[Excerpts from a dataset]
=== Begin Enclosure ===

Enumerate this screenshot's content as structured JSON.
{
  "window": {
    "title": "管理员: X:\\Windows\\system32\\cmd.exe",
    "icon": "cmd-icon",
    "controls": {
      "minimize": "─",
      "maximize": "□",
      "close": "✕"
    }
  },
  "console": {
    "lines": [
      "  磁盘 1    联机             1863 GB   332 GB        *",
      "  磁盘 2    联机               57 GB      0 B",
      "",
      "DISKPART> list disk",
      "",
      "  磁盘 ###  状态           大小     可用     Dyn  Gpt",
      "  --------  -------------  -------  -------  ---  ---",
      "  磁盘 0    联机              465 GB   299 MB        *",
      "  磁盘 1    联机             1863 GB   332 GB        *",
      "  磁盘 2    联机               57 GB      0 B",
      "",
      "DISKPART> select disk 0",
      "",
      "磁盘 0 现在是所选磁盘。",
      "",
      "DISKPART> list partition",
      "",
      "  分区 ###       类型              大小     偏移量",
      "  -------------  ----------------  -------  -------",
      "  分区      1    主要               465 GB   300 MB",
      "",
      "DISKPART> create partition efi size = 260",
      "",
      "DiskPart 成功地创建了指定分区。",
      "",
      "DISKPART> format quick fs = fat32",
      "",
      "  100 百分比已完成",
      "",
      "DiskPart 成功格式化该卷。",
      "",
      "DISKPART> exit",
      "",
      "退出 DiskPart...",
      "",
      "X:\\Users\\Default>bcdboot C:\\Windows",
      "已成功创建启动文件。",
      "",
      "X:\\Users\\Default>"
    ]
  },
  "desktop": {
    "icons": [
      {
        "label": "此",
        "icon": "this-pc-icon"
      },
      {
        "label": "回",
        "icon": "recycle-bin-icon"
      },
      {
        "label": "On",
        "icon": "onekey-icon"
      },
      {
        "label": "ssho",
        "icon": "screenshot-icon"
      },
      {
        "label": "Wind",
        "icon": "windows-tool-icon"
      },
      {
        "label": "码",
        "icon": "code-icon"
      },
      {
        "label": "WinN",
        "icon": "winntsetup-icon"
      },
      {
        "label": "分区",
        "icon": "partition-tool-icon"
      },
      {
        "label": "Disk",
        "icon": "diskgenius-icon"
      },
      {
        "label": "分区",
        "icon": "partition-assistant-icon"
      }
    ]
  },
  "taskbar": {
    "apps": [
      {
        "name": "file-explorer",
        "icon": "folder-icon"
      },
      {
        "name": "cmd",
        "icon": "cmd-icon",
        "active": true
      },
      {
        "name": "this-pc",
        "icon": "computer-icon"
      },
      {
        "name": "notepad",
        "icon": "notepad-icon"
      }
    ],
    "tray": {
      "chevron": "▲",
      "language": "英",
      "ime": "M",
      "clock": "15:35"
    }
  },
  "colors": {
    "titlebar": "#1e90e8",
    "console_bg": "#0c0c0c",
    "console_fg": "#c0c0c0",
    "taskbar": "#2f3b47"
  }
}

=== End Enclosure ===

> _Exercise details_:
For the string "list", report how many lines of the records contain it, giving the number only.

> _Answer to this problem_:
2